“We are engaged in an ongoing dialogue with companies to convince them to regularly offer their employees new training.” We may have different interests but the companies themselves recognise that they will benefit in the long term from training their staff,” he explains.

The other sectors affected by the energy transition should not undergo any major economic upheaval. The metal and steel manufacturers, for example, will not be forced to close but, rather, to invest in new non-greenhouse gas emitting methods.

New job opportunities will no doubt be created in the energy sector, especially for skilled workers.

According to Energiföretagen, an association that brings together over 400 companies in the sector, 29 per cent of them expect their staff levels to increase over a period of three years, and some 3,200 technicians and engineers are likely to be recruited over the same period.

The Royal Institute of Technology (KTH), a technical and engineering university in Stockholm, which offers several degrees and masters in sustainable development, is preparing these future employees.

“The energy transition occupies a prime place in research and education, and our interest in this field has been growing over the last ten years,” says Göran Finnveden, a professor and vice president for sustainable development at the KTH.

The corporate sector is also starting to take part in the endeavour. Almost 300 of them have joined the Fossil-free initiative set up by the government to speed up the transition towards 100 per cent renewable.

Svante Axelsson is the national coordinator. “There has been a change in mindset since the Paris climate agreement [approved by 195 delegations in December 2015],” he remarks.

“Companies used to consider the energy transition to be a burden that they had to take a share of. Now they see it as a real business opportunity and a way of winning new markets.”

According to Lars Andersson, head of the renewable energy section within the Swedish Energy Agency, their role is fundamental. “When companies tackle a new problem, their ideas have a snowball effect.” For instance, the automobile industry, he points out, is taking a close interest in exploring all the alternatives to the combustion engine.
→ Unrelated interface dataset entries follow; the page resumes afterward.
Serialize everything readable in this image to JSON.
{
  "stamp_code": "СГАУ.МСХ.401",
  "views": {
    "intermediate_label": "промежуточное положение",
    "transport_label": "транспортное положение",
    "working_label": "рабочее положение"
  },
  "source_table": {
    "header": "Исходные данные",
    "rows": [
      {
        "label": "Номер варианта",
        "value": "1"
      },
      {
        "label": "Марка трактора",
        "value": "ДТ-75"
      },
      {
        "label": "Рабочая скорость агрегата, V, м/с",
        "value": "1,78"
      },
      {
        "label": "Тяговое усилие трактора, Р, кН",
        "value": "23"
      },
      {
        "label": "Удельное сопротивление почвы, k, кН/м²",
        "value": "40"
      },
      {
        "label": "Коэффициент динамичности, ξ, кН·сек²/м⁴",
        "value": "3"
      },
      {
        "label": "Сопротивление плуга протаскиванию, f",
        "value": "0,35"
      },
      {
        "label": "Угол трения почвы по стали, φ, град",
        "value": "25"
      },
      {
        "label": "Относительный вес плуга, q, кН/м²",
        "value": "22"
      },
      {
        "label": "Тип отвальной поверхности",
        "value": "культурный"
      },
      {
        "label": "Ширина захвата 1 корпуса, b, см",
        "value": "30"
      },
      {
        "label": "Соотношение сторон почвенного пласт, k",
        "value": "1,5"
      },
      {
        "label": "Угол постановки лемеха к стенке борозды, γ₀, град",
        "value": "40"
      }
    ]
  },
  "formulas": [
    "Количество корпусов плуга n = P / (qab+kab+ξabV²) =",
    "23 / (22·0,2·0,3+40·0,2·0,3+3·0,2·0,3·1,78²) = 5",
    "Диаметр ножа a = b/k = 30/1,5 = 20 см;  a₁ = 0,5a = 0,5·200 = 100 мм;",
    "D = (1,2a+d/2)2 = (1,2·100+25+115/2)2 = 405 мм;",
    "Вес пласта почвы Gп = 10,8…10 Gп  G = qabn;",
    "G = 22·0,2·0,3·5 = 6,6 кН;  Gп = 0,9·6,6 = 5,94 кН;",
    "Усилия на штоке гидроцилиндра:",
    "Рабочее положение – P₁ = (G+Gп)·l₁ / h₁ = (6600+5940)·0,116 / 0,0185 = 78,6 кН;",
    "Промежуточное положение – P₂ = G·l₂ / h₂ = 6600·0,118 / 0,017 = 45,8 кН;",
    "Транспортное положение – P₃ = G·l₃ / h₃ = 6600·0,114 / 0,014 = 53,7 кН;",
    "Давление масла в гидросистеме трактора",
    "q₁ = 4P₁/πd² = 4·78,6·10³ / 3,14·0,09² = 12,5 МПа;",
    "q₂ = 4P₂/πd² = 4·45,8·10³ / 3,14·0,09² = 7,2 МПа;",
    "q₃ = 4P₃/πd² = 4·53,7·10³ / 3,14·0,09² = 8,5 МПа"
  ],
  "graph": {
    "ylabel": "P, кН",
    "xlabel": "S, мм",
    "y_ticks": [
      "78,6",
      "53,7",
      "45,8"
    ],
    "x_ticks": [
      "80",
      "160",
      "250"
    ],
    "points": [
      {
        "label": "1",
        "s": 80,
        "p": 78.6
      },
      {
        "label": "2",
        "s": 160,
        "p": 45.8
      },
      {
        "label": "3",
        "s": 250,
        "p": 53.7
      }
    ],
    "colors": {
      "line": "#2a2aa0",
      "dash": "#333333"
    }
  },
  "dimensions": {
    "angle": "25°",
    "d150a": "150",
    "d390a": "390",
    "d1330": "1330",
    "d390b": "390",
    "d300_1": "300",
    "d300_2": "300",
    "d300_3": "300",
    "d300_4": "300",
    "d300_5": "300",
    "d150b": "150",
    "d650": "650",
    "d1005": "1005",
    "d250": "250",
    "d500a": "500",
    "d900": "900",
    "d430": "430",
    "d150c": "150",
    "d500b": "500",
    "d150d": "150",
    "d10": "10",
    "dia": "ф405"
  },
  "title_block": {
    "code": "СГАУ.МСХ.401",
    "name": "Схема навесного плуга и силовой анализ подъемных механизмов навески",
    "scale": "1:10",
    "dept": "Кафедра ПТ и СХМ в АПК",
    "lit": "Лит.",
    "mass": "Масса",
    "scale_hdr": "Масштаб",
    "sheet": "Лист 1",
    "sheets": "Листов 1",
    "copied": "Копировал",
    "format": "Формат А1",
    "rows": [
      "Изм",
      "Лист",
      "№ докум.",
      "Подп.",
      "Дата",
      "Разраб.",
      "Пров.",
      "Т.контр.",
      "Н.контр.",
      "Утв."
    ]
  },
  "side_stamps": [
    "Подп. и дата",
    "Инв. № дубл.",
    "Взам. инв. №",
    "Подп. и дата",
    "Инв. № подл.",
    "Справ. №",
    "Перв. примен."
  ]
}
Volvo, a member of the Fossil-free initiative, is set to be the first global automobile group to leave it behind. The Swedish manufacturer intends to switch to electric or hybrid vehicles as of 2019. It is an important step forward in the energy transition, given that the transport sector, responsible for 24 per cent of CO2 emissions, is one of the greatest challenges to be met.

This story has been translated from French.